Something intended to assist the memory, as a verse, acronym or formula.
“Ezelsbruggetje” is a Dutch word that roughly translates to Donkeys Bridge.
Its meaning however is similar to Mnemonic
Up until the Rapid Software Testing class in early June I was not really actively using mnemonics for testing. Come to think of it I am not even sure if , being a non-native English speaker, I actually connected mnemonics to its equivalent Dutch word “ezelsbruggetje”. During Rapid Software Testing I got intrigued with the concept of using it for testing and after some intensified practical use I am growing more and more fond of the use of mnemonics. So much so that a week ago I came up with one myself.
It started when I was driving home after an Intervision session that I had organized at work and was kind of contemplating on how my testing skills are evolving in and outside of work. Eventually I concluded that the best things, for me, only come together if I work within a team-spirited group of people. I do not use the word team here on purpose, because I do not mean to talk about formally organized teams but any group of people coming together with a mutual and positive sense of purpose and interests.
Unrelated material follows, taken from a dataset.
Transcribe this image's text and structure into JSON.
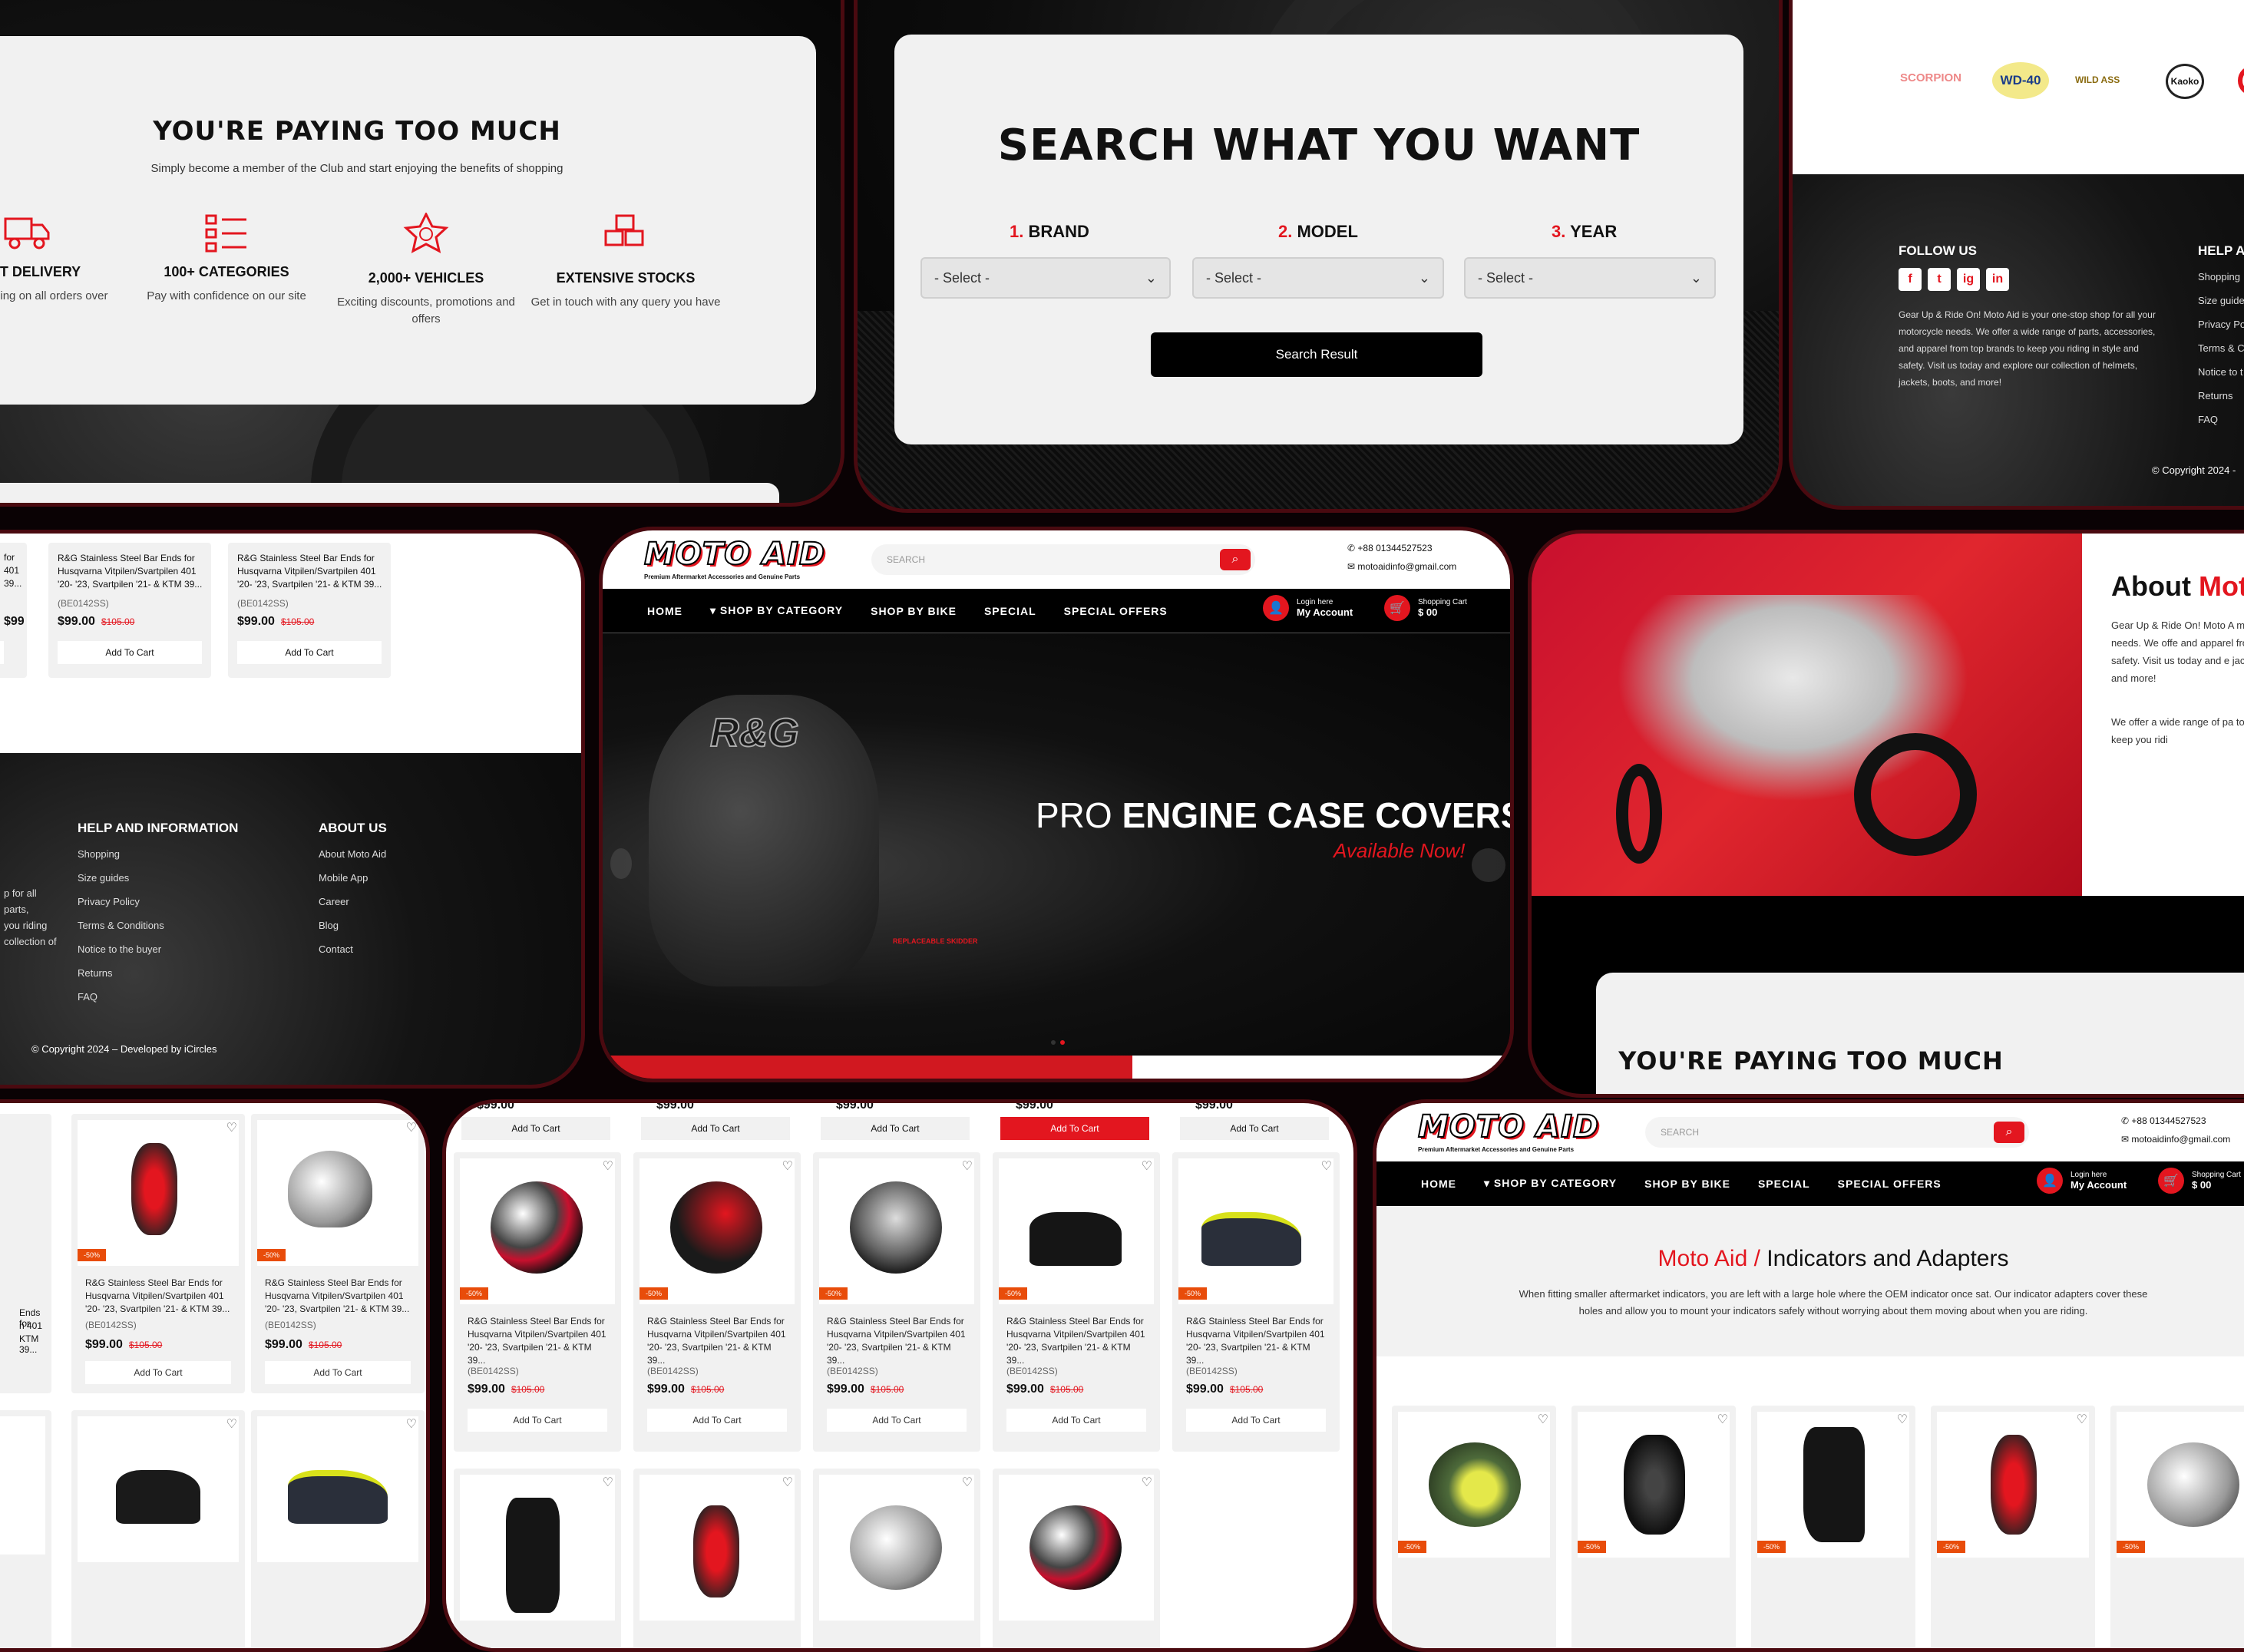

The next day I introduced my mnemonic to a colleague and besides the grin it produced he explained that he thought the idea was pretty good and the acronym would make sure it stuck. So now a another couple of days have passed and since I couldn’t find any similar mnemonic for teams I thought of sharing it with you.
Skill – The ability to function within a group
For some people acting within a group comes natural but the rest of us can sharpen their skills by following courses, reading books or training. Following a training on effective communication or group dynamics can be very helpful here.
Experience – The amount of time actively spent as a member of a variety of groups
Skill can get you a long way, but in my opinion there is no substitute to actual use of your ideas and abilities in practice. Participation in different groups with different contexts is a good way to gain experience.
Knowledge – All facts, truths, descriptions or information that adds value to a specific group at a specific time
Different contexts requires different knowledge as the value of that knowledge depends on its usefulness in that specific context. Understanding, or if it is not so obvious asking about the context in which you are in helps you to choose which knowledge you have adds value to the performance of your group. Off course having an extensive knowledge base is what can give you an advantage. Recently several good blog posts were published on education that can help you:
- So you think you can test – by Huib Schoots
- Alternative Paths for Self Education in Software Testing – by Markus Gärtner
- Good start for a junior tester – by Simon ‘Peter’ Schrijver
Service orientation – Willingness to use and share skill, experience and knowledge with others
Say you gained insight in effective communication, have been a member of dozens of teams and have learned your trade to the best of your ability. This all only benefits you and your team members if you are willing (and able) to use and share this with your team.
To do so there are two major hurdles to be taken. The first one is that you must want to share. I can think of a number of contexts where if you are any good in the first three attributes this can give you a sort of informal power. If this is the case you will have to either overcome the fear of losing power or be able to see that this power is hollow and easily surpassed with the esteem you can get by sharing.
The second hurdle is of a more personal nature. From personal experience I know that to use and share, or to help others do this, often sounds easier in theory than it is in practice. To do so you need to get out of your, figurative, cubicle, expose yourself and lose the fear of making mistakes in front of a group. So this takes guts and is more difficult for some than it is for others.
As a note it is probably wise to assure that, before you jump the hurdles, your team is what I call a team spirited group and not only a group of people assigned to each other by function, project or location with no other reference to each other
So if your context is open for it, the next time you apply or hire for a job think of my team mnemonic.